—Kathy in Lucas, TX
Yoga devotees often look to the practice as a solution for many health concerns–and, in fact, yoga can have a direct impact on specific conditions such as back pain, menopause symptoms, and hypertension. But sometimes, yoga’s effect is more subtle. That may be the case with yoga for kidney health.
Your kidneys, a pair of fist-sized organs located under the rib cage and on each side of the spine, control a number of vital functions, including removing waste and fluid, producing red blood cells, helping regulate blood pressure, and filtering the blood.
“Healthy kidneys filter about a half cup of blood every minute, removing wastes and extra water to make urine,” according to the National Institute of Diabetes and Digestive and Kidney Diseases. “Your kidneys also remove acid that is produced by the cells of your body and maintain a healthy balance of water, salts, and minerals—such as sodium, calcium, phosphorus, and potassium—in your blood. Without this balance, nerves, muscles, and other tissues in your body may not work normally.”
The diagnosis of chronic kidney disease (CKD) means the kidneys cannot effectively filter waste. Kidney function is also affected by kidney stones, cysts, infections, or other injuries.
Yoga and kidney research
The impact of yoga on kidney health may be indirect. Kinjal Patel, MD, a Los Angeles-based kidney specialist who is also a registered yoga teacher, says studies show yoga helps alleviate conditions that can lead to kidney disease.
“So what are the most common risk factors for [kidney diseases]? Diabetes, high blood pressure, obesity,” she says. “All those things we know are impacted positively by having a yoga practice, or by working to develop yoga tools in your life.”
A study published in the International Journal of Yoga, supports this assertion. Researchers asked participants to practice yoga five days a week for six months. The regimen included asanas, pranayama, and stress-reduction exercises. The results: The yoga group showed improved renal function and decreased need for dialysis. Their blood pressure was lower and they reported a better overall quality of life. The control group had higher blood pressure and lower kidney function.
Another study in Journal of Nephrology and Therapeutics cites studies that found a “strong association of oxidative stress, chronic inflammation and psychological stress with CKD.” Controlling physical and mental stress and inflammation can affect the treatment outcome in CKD.
More study is needed on the long-term effects of yoga practice.
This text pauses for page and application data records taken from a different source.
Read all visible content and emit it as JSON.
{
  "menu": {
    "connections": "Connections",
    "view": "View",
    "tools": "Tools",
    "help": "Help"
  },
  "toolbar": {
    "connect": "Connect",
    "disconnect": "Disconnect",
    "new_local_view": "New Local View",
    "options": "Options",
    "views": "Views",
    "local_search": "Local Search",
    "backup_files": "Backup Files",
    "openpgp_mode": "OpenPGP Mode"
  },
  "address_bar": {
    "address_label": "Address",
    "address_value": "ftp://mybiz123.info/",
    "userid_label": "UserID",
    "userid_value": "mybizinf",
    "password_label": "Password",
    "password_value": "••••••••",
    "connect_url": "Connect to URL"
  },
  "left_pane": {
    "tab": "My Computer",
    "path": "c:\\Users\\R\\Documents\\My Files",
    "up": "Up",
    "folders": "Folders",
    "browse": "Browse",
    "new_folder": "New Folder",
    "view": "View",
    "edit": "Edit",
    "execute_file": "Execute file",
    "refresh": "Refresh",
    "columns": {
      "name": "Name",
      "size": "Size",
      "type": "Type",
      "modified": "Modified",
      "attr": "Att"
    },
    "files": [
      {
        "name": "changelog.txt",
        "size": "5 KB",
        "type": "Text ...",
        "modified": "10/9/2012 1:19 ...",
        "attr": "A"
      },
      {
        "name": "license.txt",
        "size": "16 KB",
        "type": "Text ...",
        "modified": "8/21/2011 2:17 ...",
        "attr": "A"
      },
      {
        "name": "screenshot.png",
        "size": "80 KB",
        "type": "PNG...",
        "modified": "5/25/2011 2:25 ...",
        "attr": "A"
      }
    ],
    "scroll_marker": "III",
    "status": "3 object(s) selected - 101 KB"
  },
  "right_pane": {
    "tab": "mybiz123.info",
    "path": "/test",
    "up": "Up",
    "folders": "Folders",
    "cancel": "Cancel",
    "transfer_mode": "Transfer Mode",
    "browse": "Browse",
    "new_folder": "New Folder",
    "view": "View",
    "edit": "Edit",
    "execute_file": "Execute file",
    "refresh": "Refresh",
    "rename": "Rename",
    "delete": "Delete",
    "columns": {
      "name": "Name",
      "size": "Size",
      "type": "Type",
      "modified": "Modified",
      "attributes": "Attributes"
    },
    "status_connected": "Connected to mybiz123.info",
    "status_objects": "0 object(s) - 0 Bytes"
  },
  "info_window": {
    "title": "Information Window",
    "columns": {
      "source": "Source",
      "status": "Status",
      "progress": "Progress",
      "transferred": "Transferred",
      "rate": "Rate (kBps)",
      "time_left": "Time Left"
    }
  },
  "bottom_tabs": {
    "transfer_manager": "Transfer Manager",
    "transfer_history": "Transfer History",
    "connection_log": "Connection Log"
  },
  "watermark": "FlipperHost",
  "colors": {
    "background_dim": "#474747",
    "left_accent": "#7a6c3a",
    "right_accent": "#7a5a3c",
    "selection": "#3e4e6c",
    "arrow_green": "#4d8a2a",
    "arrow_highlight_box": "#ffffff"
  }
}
But yoga’s positive effect on diabetes and hypertension—causes of kidney disease—suggest that it could have a positive impact on CKD, experts say.
Yoga for kidney health
Marcel van de Vis Heil, based in Amsterdam, is a yoga teacher and an acupuncturist. His experience with Traditional Chinese Medicine allows him to see kidneys as more than organs. In TCM, they are energy centers or meridians. Kidney energy can be drained by anxiety or stress, he says. That’s where yoga comes in.
Because of the kidneys’ location, asanas that help the back will also help the kidneys, van de Vis Heil says. He recommends forward bends to strengthen the muscles and connective tissue in the lower back and surrounding the kidneys. These poses also open energy meridians important to the kidneys. He says Yin Yoga, developed by his teacher Paul Grilley, might be especially helpful because the practice, which holds poses for at least two minutes, allows for a deep stretch.
“I would say a more passive forward bend… because that is stretching the fascia in the lower mid-back, and that is stretching the fascia in front of and behind the kidneys,” he explains. He also recommends twists in Yin Yoga, such as Twisted Deer, because they provide a passive stretch for the lower and mid back.
Benefits of a healthy lifestyle and confident attitude
Van de Vis Heil is adamant that yoga alone will not guarantee healthy kidneys. A healthy lifestyle is also important.
“Yoga can actually do a lot of good things for the body. But especially for the kidneys, you have to do more. If a person doesn’t take care of themselves…you can do a lot of yoga, but that probably doesn’t help you,” he says.
Patel says patients’ adherence to their health-care regimen is important. She says yoga promotes well-being and confidence—emotional benefits that contribute to better patient compliance.
“It’s really stressful and emotionally taxing to have a diagnosis like chronic kidney disease,” she says. “If yoga even helps with ameliorating that, then that’s an abundance of good that we can’t do with the pep talk we give in the office.”
Afi Scruggs is a freelance writer based in suburban Cleveland.